The meeting in Tunis brought together high-level African intellectual women, including former women education ministers, as well as several Bank staff and senior managers, to share perspectives on the theme: “Equal access to education, training, science and technology: Pathway to decent work for women”.
In her introductory remark, AfDB Secretary-General, Cecilia Akintomide, explained that women vocational education, science and technology were key pillars and crosscutting issues in the Bank’s Medium-Term Strategy (MTS). “This year’s celebration is an occasion to take stock of past actions, but in a different manner, and to set a new agenda for more concrete actions,” she said.
Speaking on behalf of AfDB President, Donald Kaberuka, the chief Operating Officer and vice-president, Nkosana Moyo, said that the institution had been at the forefront in promoting women’s empowerment and gender equality, both in the Regional Member Countries and in the Bank itself. “The theme of this year’s celebration is a cornerstone of economic growth and development and is likely to have positive impacts on poverty reduction and economic growth on the continent,” he said.
Mr. Moyo explained that the institution had since recognized the need to mainstream gender in its operations, and to promote excellence among women. He recalled that in 2010, the proportion of women in AfDB management stood at over 27 percent, up from just fewer than 8 percent in 2006. He, however, acknowledged that progress had not gone far enough to close the gender gap in leadership positions in the Bank.

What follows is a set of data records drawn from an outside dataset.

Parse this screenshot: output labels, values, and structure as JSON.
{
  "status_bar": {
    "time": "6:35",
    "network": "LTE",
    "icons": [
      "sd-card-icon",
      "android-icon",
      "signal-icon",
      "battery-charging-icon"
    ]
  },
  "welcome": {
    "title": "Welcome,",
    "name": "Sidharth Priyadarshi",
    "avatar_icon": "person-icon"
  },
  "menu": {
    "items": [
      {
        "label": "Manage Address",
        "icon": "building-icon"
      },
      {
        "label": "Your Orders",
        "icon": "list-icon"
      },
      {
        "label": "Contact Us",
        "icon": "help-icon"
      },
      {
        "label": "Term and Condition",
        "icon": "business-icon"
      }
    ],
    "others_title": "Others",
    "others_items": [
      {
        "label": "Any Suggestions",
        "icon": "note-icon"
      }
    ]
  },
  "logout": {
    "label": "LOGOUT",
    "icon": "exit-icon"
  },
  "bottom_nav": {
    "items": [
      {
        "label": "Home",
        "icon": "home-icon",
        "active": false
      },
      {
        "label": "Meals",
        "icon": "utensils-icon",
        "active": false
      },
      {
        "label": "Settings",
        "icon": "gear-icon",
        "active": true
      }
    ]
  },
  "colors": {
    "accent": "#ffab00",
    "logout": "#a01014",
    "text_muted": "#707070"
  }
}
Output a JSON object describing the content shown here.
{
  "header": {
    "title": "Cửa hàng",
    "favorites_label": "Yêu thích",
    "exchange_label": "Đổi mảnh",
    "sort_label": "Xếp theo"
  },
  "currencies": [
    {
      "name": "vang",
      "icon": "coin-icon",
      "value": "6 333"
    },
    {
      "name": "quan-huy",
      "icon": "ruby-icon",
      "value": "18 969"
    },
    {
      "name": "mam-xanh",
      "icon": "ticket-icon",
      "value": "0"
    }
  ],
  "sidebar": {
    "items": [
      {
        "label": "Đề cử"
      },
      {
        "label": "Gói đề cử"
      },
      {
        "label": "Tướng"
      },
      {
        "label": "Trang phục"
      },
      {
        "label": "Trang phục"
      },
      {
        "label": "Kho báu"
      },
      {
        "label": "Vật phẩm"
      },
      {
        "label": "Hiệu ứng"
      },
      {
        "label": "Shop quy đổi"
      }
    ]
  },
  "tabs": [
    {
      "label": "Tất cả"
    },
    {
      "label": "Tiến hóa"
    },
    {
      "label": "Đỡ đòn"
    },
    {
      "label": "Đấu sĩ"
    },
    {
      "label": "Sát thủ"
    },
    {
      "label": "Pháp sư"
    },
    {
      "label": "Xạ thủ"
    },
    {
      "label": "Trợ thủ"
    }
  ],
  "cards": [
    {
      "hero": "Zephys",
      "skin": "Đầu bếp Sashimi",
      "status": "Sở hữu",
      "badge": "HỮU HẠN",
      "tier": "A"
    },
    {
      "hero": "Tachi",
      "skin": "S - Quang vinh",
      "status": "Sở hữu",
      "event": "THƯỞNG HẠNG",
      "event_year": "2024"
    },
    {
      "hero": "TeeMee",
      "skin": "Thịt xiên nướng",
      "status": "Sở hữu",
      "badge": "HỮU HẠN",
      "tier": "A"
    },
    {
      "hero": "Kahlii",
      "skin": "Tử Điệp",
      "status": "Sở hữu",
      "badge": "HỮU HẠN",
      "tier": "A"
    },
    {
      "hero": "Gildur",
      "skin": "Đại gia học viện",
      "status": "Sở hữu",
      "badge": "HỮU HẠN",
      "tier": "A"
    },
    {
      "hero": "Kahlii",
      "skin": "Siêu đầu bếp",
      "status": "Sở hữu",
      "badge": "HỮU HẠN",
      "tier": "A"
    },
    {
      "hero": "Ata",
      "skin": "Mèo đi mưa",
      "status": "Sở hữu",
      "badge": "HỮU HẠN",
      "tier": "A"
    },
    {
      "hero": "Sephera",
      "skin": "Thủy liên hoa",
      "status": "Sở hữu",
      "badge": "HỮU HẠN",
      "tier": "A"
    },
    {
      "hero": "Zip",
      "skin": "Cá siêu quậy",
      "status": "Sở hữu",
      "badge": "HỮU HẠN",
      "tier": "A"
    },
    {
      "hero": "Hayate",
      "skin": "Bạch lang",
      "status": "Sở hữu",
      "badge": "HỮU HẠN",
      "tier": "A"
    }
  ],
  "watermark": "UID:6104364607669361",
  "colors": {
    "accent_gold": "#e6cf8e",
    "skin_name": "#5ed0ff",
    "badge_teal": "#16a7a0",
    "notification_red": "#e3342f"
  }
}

He said the training of girls and women in science and technology was not enough, given their growing role in development. Furthermore, he added, African women shouldered the larger share of work burdens and had limited access to labor and time saving technology… “Girl’s and women’s access to science and technology training is still phenomenally skewed in favor of boys and men… Girls’ access to science and technology is hampered by false perceptions about male and female abilities and roles, male dominated environments, negative attitudes of teachers and parents, as well as a lack of role models,” he explained, adding that “There is need for gaps to be closed.“
During the panel discussion which followed, the panelists said that technical and vocational training was an important factor in skills development and in fostering science, technology and innovation, in particular, as well as in the application, adaptation and use of technologies. According to the panelists, key measures aimed at meeting women development goal include discouraging early marriages through public awareness campaigns and improved retention of girls in school. They also said promoting equal access to education, training and science would require taking affirmative and special measures to encourage female enrollment in secondary and tertiary institutions; and to discourage gender discrimination in the workplace, while addressing cultural and religious objections to women’s employment outside the home. It was also important to take appropriate actions to expand non-agricultural wage employment and the participation of women in decision-making, including political decision-making.
The celebration was marked by the launching of the AfDB Women’s Network Scholarship fund, which the Bank President, Donald Kaberuka pledged to “personally contribute to the funding.”
“G-Dynamics”, a bi-annual magazine launched by the AfDB women network during the celebration also provided a unique opportunity to explore the importance of incorporating gender perspectives into economic policy management.
In Liberia, (where an African woman was inaugurated as the first head of state on the continent) the former Chili President and first Head of the UN Entity for Gender Equality and the Empowerment of Women, Michelle Bachelet, celebrated the event with President, Ellen Johnson. “Time has come to make equality a truth’’, Mrs. Bachelet affirmed.